PROBLEM REQUIREMENTS
Copy every line in the listing that contains "Solar".

----

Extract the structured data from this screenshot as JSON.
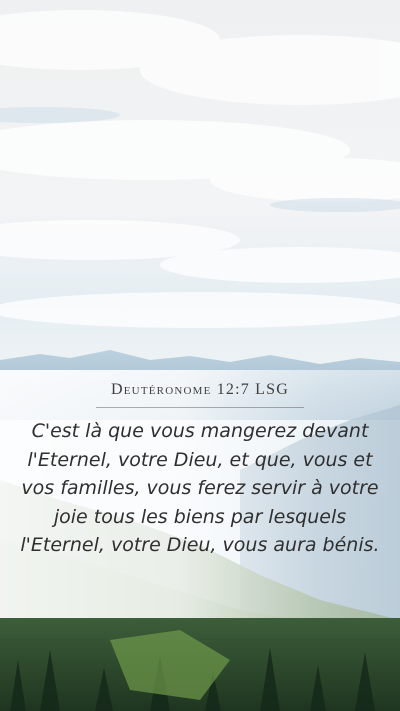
{
  "card": {
    "reference": "Deutéronome 12:7 LSG",
    "verse": "C'est là que vous mangerez devant l'Eternel, votre Dieu, et que, vous et vos familles, vous ferez servir à votre joie tous les biens par lesquels l'Eternel, votre Dieu, vous aura bénis."
  },
  "colors": {
    "sky_top": "#f2f4f5",
    "sky_blue": "#d6e6ef",
    "mountain_blue": "#7fa8c4",
    "forest_green": "#2e4a2c",
    "text": "#2f2f2f"
  }
}
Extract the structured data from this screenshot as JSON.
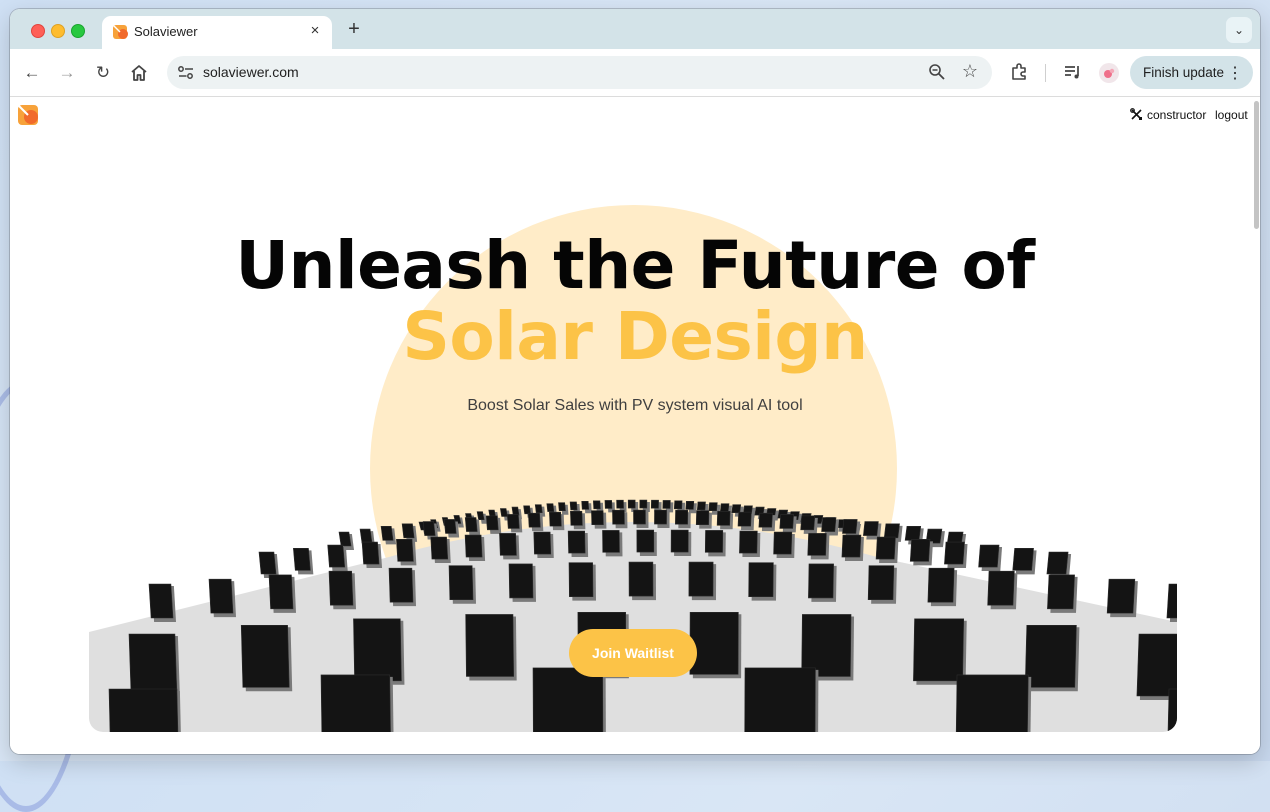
{
  "browser": {
    "tab": {
      "title": "Solaviewer",
      "close_glyph": "×",
      "favicon": "solaviewer-logo-icon"
    },
    "new_tab_glyph": "+",
    "tab_search_glyph": "⌄",
    "address": {
      "url": "solaviewer.com"
    },
    "finish_update": {
      "label": "Finish update",
      "menu_glyph": "⋮"
    },
    "icons": [
      "back-icon",
      "forward-icon",
      "reload-icon",
      "home-icon",
      "site-info-icon",
      "zoom-icon",
      "bookmark-star-icon",
      "extensions-icon",
      "media-queue-icon",
      "profile-icon"
    ]
  },
  "page": {
    "nav": {
      "constructor_label": "constructor",
      "logout_label": "logout"
    },
    "hero": {
      "title_line1": "Unleash the Future of",
      "title_line2": "Solar Design",
      "subtitle": "Boost Solar Sales with PV system visual AI tool",
      "cta_label": "Join Waitlist"
    },
    "colors": {
      "accent": "#fcc347",
      "sun": "#ffecc8",
      "ground": "#dfdfdf",
      "panel": "#141414"
    }
  }
}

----

YOUR RESPONSE
      "title_line2": "Solar Design",
      "subtitle": "Boost Solar Sales with PV system visual AI tool",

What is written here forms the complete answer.